How China aims to unlock more value from state firms

In a new reform push, China’s policymakers are nudging state-owned companies (SOEs) to boost shareholder returns and capital efficiency. Similar efforts met with mixed results previously, but the prizes for successful execution this time include alleviating fiscal pressure, promoting economic growth and making SOEs more attractive to value investors.

In an average year, a state-owned giant like China Railway Group would be considered a boring defensive stock with stable fundamentals and middling return prospects. But 2023 has been extraordinary for the rail builder so far, with its shares surging more than 50 per cent from the start of the year 2023 to May 9th. 

Other SOEs, such as China Petroleum & Chemical Corp., known as Sinopec, and Aluminium Corporation of China Ltd., or Chalco, have also soared in the onshore market, where the CSI Central SOE Composite Index has risen 13 per cent this year, compared with a 0.4 per cent gain in CSI Privately-owned Enterprise (POE) Composite Index. In recent months, as the government pushes forward a new round of SOE reforms, investors are betting that the firms will heed officials’ call to boost shareholder returns.

Try, try again

It’s not the first time China has tried to reform SOEs, which are known for unsatisfactory corporate governance and a lack of adequate incentives to align management interests with those of shareholders. In this year’s campaign, announced in January by China’s state asset regulator, the government started using return-on-equity (ROE), to evaluate performance of central SOEs’ management. Regional authorities, which oversee local SOEs, are expected to adopt similar guidelines. 

In order to get a higher ROE, a firm with excess cash may pay out more dividends. And indeed, it’s happening. Some state-owned firms in the telecom, oil and metal sectors recently announced plans to lift their dividend payout ratio for 2022. 

Fiscal pressure

The new reform push comes at a critical time for China’s economy, as the government grapples with the residual effects of pandemic-related restrictions that suppressed activity. At the same time, the multiyear property market downturn led to a slump in land sales, a major source of local governments’ income, adding to constraints on their capacity to roll out more stimulus. Over the long run, China will likely face more fiscal pressure to fund its social welfare programs as the population is rapidly aging and the birth rate is falling. 

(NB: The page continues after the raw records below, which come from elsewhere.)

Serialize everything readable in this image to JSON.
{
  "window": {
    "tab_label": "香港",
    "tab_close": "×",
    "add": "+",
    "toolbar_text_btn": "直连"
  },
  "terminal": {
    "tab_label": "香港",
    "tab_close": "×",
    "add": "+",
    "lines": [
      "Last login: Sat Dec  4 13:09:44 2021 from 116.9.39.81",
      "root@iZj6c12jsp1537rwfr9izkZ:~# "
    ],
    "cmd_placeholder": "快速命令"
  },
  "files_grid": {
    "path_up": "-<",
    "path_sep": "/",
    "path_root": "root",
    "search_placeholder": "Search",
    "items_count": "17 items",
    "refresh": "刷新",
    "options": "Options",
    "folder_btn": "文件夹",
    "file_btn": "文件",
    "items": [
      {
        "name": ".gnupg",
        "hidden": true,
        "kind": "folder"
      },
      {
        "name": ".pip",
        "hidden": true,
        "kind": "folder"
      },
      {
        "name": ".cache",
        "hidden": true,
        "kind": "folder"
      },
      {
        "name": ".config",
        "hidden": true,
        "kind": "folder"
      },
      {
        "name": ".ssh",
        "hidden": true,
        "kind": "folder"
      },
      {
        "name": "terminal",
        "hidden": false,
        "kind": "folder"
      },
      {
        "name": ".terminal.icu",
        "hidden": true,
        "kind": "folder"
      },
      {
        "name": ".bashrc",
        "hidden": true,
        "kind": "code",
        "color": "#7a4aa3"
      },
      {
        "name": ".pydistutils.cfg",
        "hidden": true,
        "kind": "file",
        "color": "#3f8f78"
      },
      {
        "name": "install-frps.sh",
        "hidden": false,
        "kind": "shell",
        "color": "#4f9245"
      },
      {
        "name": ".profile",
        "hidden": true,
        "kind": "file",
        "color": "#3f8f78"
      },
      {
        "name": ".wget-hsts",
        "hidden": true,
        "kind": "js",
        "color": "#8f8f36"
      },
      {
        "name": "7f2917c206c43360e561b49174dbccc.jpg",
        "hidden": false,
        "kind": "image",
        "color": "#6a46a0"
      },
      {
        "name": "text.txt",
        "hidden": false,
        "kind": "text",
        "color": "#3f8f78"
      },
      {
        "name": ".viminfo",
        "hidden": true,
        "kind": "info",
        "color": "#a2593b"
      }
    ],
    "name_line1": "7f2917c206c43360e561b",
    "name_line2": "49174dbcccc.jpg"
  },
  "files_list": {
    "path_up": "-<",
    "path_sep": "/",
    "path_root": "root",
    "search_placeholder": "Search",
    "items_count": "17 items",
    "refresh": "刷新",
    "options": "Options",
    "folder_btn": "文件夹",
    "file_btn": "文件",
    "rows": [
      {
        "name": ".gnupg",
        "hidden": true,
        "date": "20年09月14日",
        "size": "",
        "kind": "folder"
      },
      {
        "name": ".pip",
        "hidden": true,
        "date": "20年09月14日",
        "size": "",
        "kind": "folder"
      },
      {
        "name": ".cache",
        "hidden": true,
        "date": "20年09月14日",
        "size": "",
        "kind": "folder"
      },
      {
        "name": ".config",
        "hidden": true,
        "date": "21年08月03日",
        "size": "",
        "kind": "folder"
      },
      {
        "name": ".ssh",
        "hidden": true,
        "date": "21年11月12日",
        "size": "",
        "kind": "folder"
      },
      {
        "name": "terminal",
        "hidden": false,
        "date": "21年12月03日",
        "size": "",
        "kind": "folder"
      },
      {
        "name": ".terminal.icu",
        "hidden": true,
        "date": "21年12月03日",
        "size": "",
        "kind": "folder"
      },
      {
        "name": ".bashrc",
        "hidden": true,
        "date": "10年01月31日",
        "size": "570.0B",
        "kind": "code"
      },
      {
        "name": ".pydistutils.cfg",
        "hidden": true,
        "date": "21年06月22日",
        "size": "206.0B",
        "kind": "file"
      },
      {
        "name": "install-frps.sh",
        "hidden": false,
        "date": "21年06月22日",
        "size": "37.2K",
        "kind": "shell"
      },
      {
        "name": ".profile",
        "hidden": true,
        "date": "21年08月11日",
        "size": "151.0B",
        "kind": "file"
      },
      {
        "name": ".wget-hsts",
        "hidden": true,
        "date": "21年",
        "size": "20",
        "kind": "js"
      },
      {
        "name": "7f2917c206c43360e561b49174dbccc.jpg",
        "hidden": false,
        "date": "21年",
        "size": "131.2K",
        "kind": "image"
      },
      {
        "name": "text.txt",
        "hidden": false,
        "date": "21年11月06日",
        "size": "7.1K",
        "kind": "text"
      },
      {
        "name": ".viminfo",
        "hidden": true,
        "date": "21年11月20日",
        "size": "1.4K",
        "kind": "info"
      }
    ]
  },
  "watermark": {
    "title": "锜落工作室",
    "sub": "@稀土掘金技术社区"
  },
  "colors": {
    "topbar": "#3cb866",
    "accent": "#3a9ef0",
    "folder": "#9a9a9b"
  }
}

If SOEs, which by some estimates account for around a third of China’s gross domestic product, can strengthen returns to government shareholders, it would significantly alleviate fiscal pressure and bolster economic growth. 

A long road to reform

China’s efforts to overhaul its sprawling SOE sector dates back to the late 1970’s when Deng Xiaoping kickstarted economic reform and opening. Over the past decade, policymakers have stepped up efforts to upgrade SOEs as China shifted its focus to higher-quality economic growth. They cleaned up excess capacity at state-backed enterprises, weeded out ’zombie’ companies with weak fundamentals and merged firms in order to create national champions that can compete on the global stage. 

Still, there is room for improvement, especially in capital efficiency. The weighted average ROE for A-share listed nonfinancial SOEs was 8.8 per cent in 2022, down from 9.9 per cent in 2012.1 

Low valuations

Of course, ROE as a financial metric is not without its flaws. For example, ROE can be skewed higher at companies with unhealthily high debt loads. But when compared with net profit, which policymakers previously prioritised as a key metric for SOEs, ROE tends to provide a better picture for investors of a firm’s overall ability to generate sustainable returns. 

If China’s reforms deliver, we can expect to see investors taking another look at SOEs. Most would be happy to pay premiums for companies with consistently high returns-on-equity. Kweichow Moutai Co., a maker of the fiery liquor baijiu, has delivered ROEs above 20 per cent for nearly two decades. In our view, partly as a result, the company traded at almost 10 times its book value.

Although SOEs in certain sectors such as property, with government support and access to funding, have outperformed their POE peers in the capital market, most state firms still look less attractive to investors. As of May 9th, SOEs traded at 1.2 times book value, while POEs traded at 2.9 times on Shanghai and Shenzhen exchanges.2 China’s securities regulator has recently expressed concerns about the low valuations and vowed to build a “valuation system with Chinese characteristics.”

In addition to increasing attention to shareholder returns, SOEs may enhance engagement with investors and improve transparency, which is important in boosting their relative attractiveness to global investors. 

Despite the recent market rally, investors still seem sceptical about how the reform will play out over the long term. One of the key challenges for SOEs is to balance national service with business priorities. Even so, we believe the SOEs in less strategically important and fully competitive industries should be required to produce a minimum industry average return on assets. 

Furthermore, more progress needs to be seen in building an effective incentive compensation scheme, one that aligns senior executives’ priorities more closely with returns for shareholders.

It is a long journey for China’s state sector to become more market oriented and shareholder friendly. But we think the new focus on return-on-equity is a step in the right direction.

1. According to data from Wind Information Co.
2. According to the local indices compiled by China Securities Index Co.